### Work to complete:
Scan the entries line by line and return those with "Empty".

═══ Record extracts

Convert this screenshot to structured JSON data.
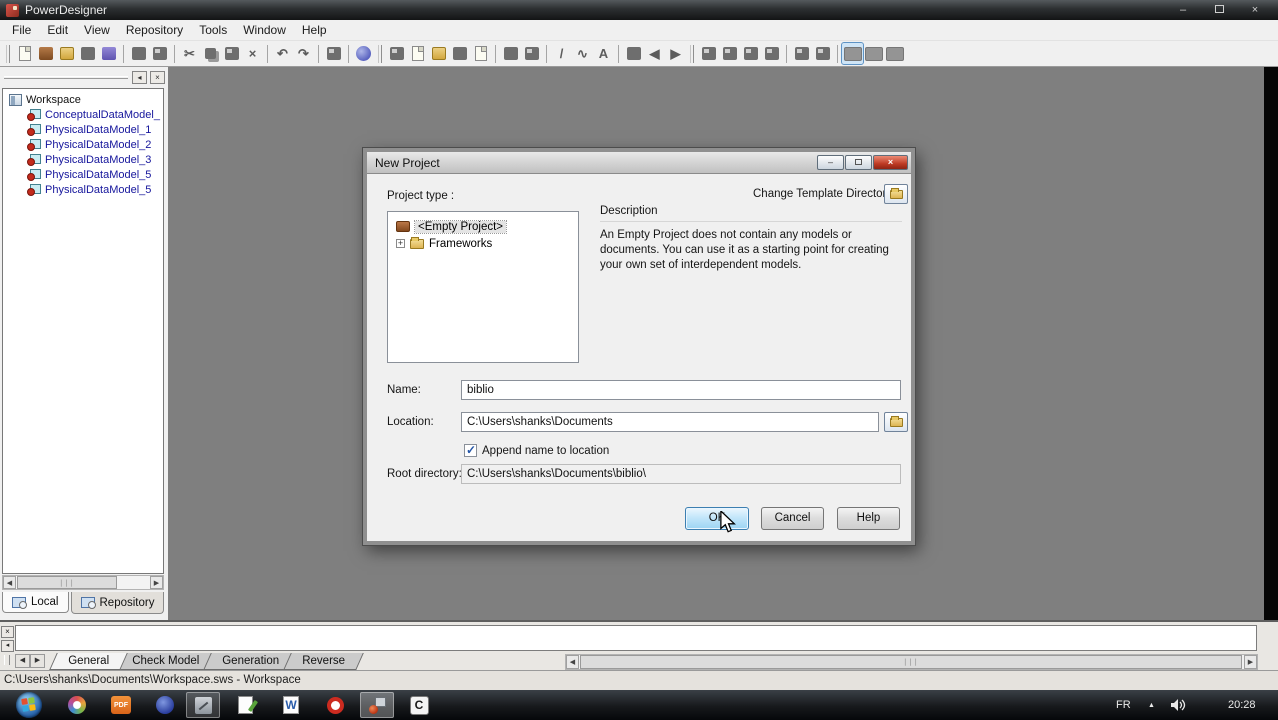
{
  "window": {
    "title": "PowerDesigner"
  },
  "menu": {
    "items": [
      "File",
      "Edit",
      "View",
      "Repository",
      "Tools",
      "Window",
      "Help"
    ]
  },
  "icons": {
    "minimize": "–",
    "close": "×",
    "cut": "✂",
    "delete": "×",
    "undo": "↶",
    "redo": "↷",
    "line": "/",
    "arc": "∿",
    "text": "A",
    "font": "A",
    "arrow_left": "◀",
    "arrow_right": "▶",
    "up": "▲",
    "down": "▼",
    "plus": "+",
    "check": "✓",
    "grip": "|||",
    "pin": "◂",
    "tray_expand": "▲"
  },
  "workspace_panel": {
    "root_label": "Workspace",
    "models": [
      "ConceptualDataModel_",
      "PhysicalDataModel_1",
      "PhysicalDataModel_2",
      "PhysicalDataModel_3",
      "PhysicalDataModel_5",
      "PhysicalDataModel_5"
    ],
    "tabs": {
      "local": "Local",
      "repository": "Repository"
    }
  },
  "dialog": {
    "title": "New Project",
    "project_type_label": "Project type :",
    "change_template_label": "Change Template Directory:",
    "tree": {
      "empty_project": "<Empty Project>",
      "frameworks": "Frameworks"
    },
    "description": {
      "title": "Description",
      "text": "An Empty Project does not contain any models or documents. You can use it as a starting point for creating your own set of interdependent models."
    },
    "name_label": "Name:",
    "name_value": "biblio",
    "location_label": "Location:",
    "location_value": "C:\\Users\\shanks\\Documents",
    "append_label": "Append name to location",
    "append_checked": true,
    "root_label": "Root directory:",
    "root_value": "C:\\Users\\shanks\\Documents\\biblio\\",
    "buttons": {
      "ok": "OK",
      "cancel": "Cancel",
      "help": "Help"
    }
  },
  "output_panel": {
    "tabs": [
      "General",
      "Check Model",
      "Generation",
      "Reverse"
    ]
  },
  "status_bar": {
    "text": "C:\\Users\\shanks\\Documents\\Workspace.sws - Workspace"
  },
  "taskbar": {
    "pdf_label": "PDF",
    "word_label": "W",
    "c_label": "C",
    "tray": {
      "language": "FR",
      "time": "20:28"
    }
  },
  "colors": {
    "accent_blue": "#9cd4f3",
    "close_red": "#bd3a24",
    "canvas_gray": "#7f7f7f",
    "taskbar_black": "#111418"
  }
}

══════

### Exercise result:
      "empty_project": "<Empty Project>",
      "text": "An Empty Project does not contain any models or documents. You can use it as a starting point for creating your own set of interdependent models."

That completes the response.